● SUPPLIED ENTRIES:
-=-=-=-=-
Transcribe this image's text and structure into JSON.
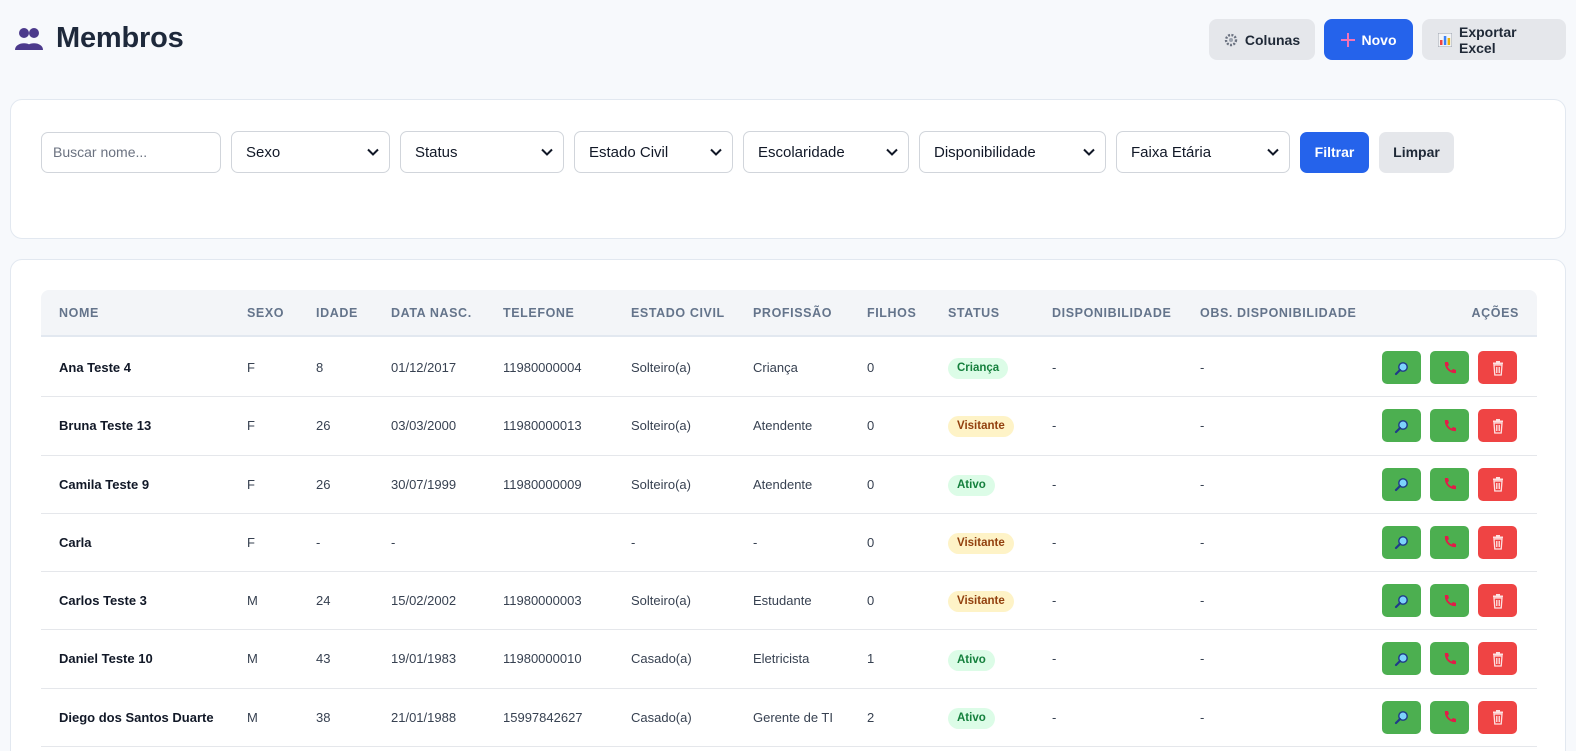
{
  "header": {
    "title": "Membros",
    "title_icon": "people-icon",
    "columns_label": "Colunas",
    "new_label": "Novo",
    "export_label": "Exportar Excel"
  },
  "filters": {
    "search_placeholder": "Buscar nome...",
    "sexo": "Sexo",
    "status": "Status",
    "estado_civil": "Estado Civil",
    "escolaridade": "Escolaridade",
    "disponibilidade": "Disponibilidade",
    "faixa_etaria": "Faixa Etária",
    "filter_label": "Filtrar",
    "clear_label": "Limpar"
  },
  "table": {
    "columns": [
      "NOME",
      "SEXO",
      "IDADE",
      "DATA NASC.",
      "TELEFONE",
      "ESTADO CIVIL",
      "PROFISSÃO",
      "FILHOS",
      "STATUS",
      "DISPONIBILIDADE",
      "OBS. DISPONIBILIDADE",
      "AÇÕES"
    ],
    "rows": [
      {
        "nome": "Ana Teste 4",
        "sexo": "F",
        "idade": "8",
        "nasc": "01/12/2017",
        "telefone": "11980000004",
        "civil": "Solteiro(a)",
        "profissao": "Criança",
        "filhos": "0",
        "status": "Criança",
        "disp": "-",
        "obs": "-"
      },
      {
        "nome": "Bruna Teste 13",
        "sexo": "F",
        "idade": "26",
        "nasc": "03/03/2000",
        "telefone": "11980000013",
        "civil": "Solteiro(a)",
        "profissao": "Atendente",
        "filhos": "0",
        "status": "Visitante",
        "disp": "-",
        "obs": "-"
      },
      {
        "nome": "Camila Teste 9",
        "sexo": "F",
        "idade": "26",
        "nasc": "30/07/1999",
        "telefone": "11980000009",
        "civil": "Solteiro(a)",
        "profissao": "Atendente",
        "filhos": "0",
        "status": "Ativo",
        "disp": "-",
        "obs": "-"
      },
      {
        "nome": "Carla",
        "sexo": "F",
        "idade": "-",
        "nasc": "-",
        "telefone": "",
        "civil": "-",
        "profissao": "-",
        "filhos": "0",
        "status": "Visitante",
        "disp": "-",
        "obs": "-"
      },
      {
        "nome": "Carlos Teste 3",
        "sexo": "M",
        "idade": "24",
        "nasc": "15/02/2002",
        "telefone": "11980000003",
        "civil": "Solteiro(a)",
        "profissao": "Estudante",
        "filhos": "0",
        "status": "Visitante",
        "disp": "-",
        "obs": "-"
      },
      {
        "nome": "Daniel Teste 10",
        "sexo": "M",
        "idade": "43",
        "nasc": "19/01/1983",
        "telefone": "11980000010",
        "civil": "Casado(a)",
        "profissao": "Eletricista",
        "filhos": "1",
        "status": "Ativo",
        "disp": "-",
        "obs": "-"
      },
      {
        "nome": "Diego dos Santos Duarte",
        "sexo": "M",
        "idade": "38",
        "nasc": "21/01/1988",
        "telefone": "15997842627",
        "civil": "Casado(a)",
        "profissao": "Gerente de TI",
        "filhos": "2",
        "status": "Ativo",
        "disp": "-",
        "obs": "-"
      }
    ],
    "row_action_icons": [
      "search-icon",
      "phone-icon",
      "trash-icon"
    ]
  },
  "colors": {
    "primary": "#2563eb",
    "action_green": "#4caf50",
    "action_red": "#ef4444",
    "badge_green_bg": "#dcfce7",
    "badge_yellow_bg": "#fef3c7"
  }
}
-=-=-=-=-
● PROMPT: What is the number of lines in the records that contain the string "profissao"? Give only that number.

● ANSWER SECTION: 7